Historically, financing for Brazilian infrastructure projects has been via public sector banks, in particular the national development bank BNDES, which lent the full funds at a government-subsidized rate. The precarious state of the country’s finances, brought about by negative gross national product (GDP) growth, has made such a practice unsustainable.
But with interest rates still high, investors require some incentive to choose infrastructure (a relatively risky vehicle) over the safer option of government bonds. Brazil’s government has responded by offering more attractive rates of returns and funding of up to US$9 billion, 5.5 billion of which will come from the BNDES (as well as Banco do Brasil and Caixa Economica Federal) and 3.5 billion from the Workers Compensation Fund (FGTS). These entities will purchase debentures from the winning concession holders.
In the longer-term, the government wants to diversify its sources of financing. If and when interest rates start to come down, the role of BNDES should be scaled back to a degree comparable to other national development banks, certainly not of a sole financier.
Despite the government’s best efforts to make Brazil an attractive destination for infrastructure investors, several challenges remain. Not least is the continued fallout from the “car wash” investigation.
Some projects are expected to be prone to delays, with public sector officials understandably hesitant to progress projects that might come under the radar of corruption probes – and could leave responsible individuals personally exposed to possible investigations and legal action. The desire to root out corruption could also see greater vigilance from prosecutors and the judiciary, making officials even more risk-averse. All these pressures mean a higher degree of due diligence over bids, to avoid the threat of legal action.
In spite of these obstacles, the majority of the 34 concessions are expected to be awarded by the end of President Temer’s term in 2018.
Brazil’s PPI program is at an early stage, with the final concession and privatization models, and the wider procurement process, yet to be fully defined. As always, the devil is in the detail, and interested investors would be wise to follow developments closely, to give themselves the best possible chance of making a robust, competitive bid. The coming months should see some changes to legislation and regulations, with a strengthening of regulatory agencies and a new framework for issuing environmental licenses.

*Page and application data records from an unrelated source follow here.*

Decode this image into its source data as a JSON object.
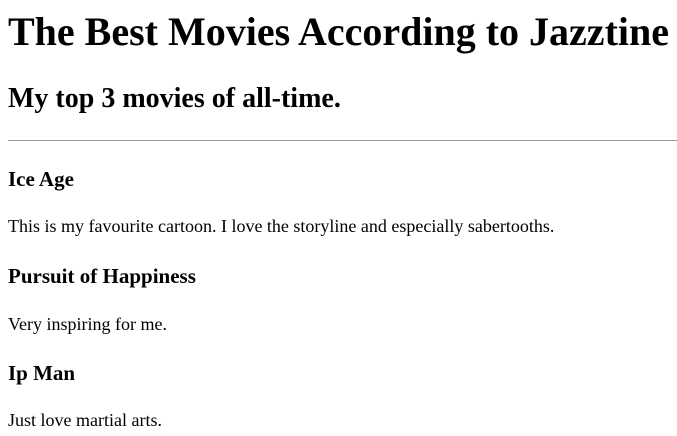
{
  "page": {
    "title": "The Best Movies According to Jazztine",
    "subtitle": "My top 3 movies of all-time."
  },
  "movies": [
    {
      "title": "Ice Age",
      "description": "This is my favourite cartoon. I love the storyline and especially sabertooths."
    },
    {
      "title": "Pursuit of Happiness",
      "description": "Very inspiring for me."
    },
    {
      "title": "Ip Man",
      "description": "Just love martial arts."
    }
  ]
}
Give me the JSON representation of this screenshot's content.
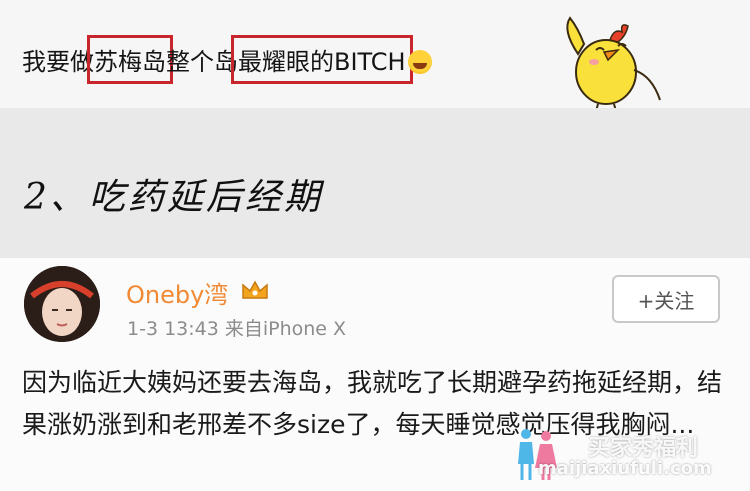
{
  "caption": {
    "part1": "我要做",
    "highlight1": "苏梅岛",
    "part2": "整个岛",
    "highlight2": "最耀眼的BITCH"
  },
  "section_title": "2、吃药延后经期",
  "post": {
    "username": "Oneby湾",
    "meta": "1-3 13:43  来自iPhone X",
    "follow_label": "+关注",
    "body": "因为临近大姨妈还要去海岛，我就吃了长期避孕药拖延经期，结果涨奶涨到和老邢差不多size了，每天睡觉感觉压得我胸闷..."
  },
  "watermark": {
    "cn": "买家秀福利",
    "url": "maijiaxiufuli.com"
  },
  "colors": {
    "highlight_box": "#c8262c",
    "username": "#f08a35",
    "meta": "#8c8c8c"
  },
  "icons": [
    "laughing-emoji-icon",
    "chick-sticker-icon",
    "crown-icon",
    "watermark-figures-icon"
  ]
}
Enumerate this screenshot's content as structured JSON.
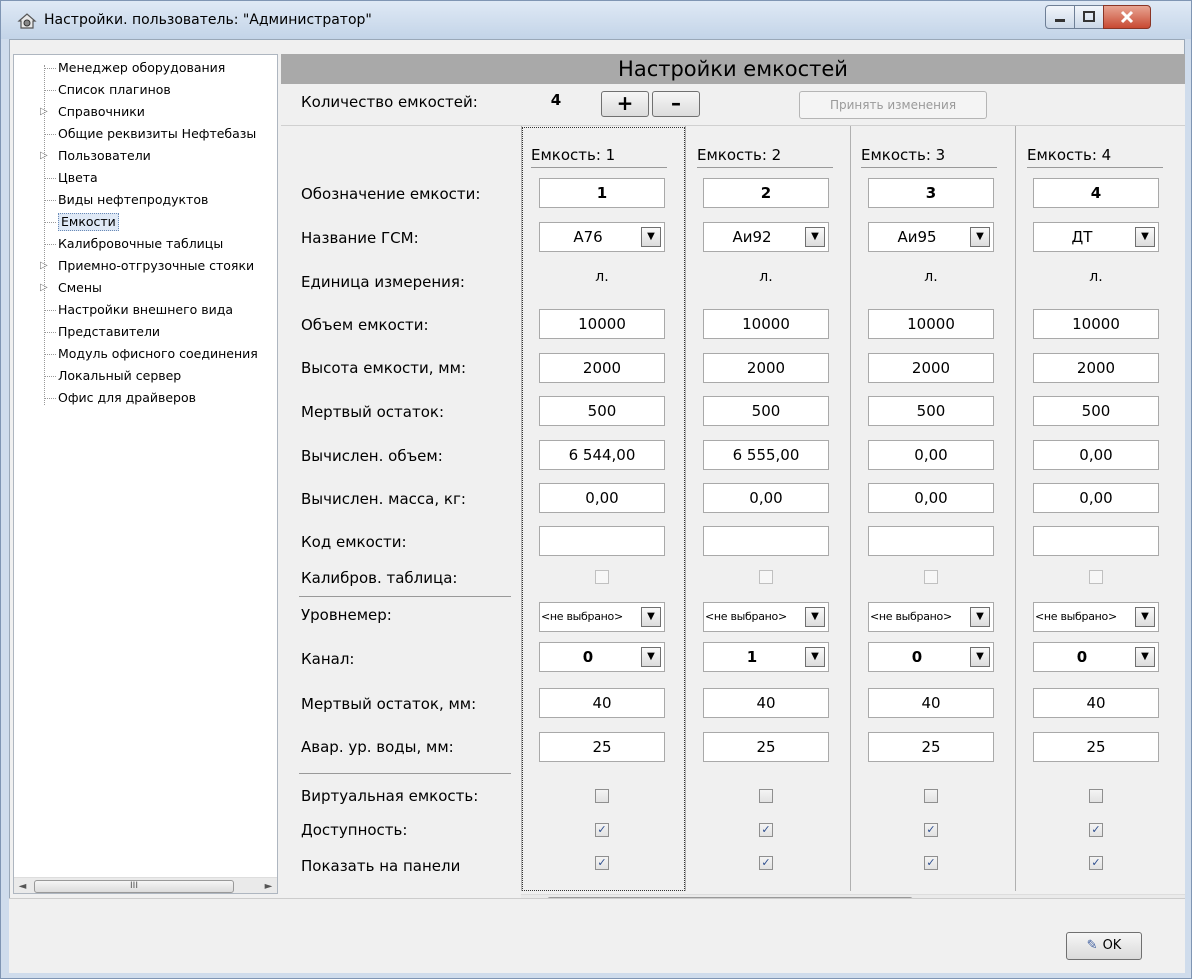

Infrastructure is key to the rejuvenation of the Brazilian economy. If successful, this modest, pragmatic program could restore faith in the country’s ability to deliver major projects, and open the door to a renewed surge of foreign investment that could further boost economic growth prospects.
|Program||Timeline for bid||Timeline for auction|
|Four airports concessions: Porto Alegre, Salvador, Florianópolis and Fortaleza||4th quarter of 2016||1st quarter of 2017|
|Two port terminals: Santarém and Rio de Janeiro||4th quarter of 2016||2nd quarter of 2017|
|Three railways: EF 151 SP/MG/GO/TO, EF 170 MT/PA and EF 334 BA||1st semester of 2017||2nd semester of 2017|
|Two highways: BR 364/365 GO/MG and BR 101/116/290/386 RS||2nd semester of 2017||2nd semester of 2017|
|Nine power distributors and hydro power plants||2nd semester of 2017||2nd semester of 2017|
|Three water and sewage companies||2nd semester of 2017||1st semester of 2018|
|Three bidding rounds of oil and gas||2nd semester of 2016||2nd semester of 2017|
|Assets of CPRM –Companhia de Pesquisae Recursos Minerais||1st semester of 2017||2nd semester of 2017|
This article is part of the Foresight series; a collection of easy to read, short insights into trends and issues facing the infrastructure industry. Read other recent Foresight articles.